Exercise goal =>
Pick out the lines below that include the string "Deposit".

Supplied material =>
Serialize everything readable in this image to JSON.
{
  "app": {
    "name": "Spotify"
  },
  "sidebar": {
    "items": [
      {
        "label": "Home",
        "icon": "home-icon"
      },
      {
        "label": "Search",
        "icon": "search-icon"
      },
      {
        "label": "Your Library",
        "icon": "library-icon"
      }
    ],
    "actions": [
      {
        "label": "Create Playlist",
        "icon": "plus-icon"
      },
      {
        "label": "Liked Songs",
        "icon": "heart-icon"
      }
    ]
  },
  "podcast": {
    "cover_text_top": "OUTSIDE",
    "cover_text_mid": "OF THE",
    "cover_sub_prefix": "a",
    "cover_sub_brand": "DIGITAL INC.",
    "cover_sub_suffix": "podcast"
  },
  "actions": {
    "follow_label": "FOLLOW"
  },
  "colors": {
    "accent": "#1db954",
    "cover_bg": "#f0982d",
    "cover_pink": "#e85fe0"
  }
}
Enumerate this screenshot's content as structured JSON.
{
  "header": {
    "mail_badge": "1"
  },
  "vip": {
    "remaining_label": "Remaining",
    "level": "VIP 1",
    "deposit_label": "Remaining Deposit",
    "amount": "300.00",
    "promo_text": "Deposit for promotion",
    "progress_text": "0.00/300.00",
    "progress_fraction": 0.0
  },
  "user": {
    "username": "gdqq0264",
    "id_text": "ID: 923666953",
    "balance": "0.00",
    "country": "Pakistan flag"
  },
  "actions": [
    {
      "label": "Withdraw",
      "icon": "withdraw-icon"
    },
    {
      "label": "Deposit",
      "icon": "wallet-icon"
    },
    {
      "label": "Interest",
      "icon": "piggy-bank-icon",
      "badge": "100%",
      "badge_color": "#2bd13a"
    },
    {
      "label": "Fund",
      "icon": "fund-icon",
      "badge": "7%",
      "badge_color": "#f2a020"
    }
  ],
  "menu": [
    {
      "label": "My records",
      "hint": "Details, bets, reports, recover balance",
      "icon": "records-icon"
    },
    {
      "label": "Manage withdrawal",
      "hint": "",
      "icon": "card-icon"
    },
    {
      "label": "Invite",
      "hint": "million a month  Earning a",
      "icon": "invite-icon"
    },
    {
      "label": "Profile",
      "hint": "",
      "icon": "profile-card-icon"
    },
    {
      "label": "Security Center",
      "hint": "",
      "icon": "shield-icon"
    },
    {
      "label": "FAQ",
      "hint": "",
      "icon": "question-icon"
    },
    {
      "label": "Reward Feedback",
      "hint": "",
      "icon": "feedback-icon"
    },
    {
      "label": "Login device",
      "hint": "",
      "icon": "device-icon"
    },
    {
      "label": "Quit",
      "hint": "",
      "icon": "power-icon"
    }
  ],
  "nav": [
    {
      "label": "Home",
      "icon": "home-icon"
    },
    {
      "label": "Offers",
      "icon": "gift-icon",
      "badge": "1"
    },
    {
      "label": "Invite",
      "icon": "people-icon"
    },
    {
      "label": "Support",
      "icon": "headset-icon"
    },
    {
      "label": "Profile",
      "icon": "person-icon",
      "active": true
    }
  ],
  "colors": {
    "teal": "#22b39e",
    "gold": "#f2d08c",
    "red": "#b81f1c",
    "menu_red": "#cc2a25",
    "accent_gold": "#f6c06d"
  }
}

Expected answer =>
    "deposit_label": "Remaining Deposit",
    "promo_text": "Deposit for promotion",
      "label": "Deposit",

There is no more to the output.